### Task to complete
Among the lines below, list those containing the string "icon".

### Source records
----------

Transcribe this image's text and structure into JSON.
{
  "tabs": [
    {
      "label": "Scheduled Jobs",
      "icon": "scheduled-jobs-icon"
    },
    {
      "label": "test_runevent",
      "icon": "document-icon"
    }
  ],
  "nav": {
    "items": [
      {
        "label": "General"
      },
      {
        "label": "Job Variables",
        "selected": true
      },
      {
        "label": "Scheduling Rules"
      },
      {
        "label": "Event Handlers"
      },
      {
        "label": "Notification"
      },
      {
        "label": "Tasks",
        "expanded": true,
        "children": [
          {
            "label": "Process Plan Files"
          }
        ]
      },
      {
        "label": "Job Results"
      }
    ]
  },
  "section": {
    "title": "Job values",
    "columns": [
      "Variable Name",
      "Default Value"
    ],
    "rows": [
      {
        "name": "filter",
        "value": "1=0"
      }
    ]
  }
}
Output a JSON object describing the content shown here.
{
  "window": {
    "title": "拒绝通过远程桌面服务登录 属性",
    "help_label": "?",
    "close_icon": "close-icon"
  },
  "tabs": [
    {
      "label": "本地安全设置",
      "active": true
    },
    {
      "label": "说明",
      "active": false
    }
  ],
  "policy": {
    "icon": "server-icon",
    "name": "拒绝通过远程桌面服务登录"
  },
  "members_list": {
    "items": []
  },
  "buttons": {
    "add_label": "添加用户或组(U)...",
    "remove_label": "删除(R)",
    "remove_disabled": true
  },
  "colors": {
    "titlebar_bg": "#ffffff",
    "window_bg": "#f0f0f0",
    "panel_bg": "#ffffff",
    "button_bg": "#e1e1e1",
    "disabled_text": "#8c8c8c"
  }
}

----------

### Exercise solution
      "icon": "scheduled-jobs-icon"
      "icon": "document-icon"
    "close_icon": "close-icon"
    "icon": "server-icon",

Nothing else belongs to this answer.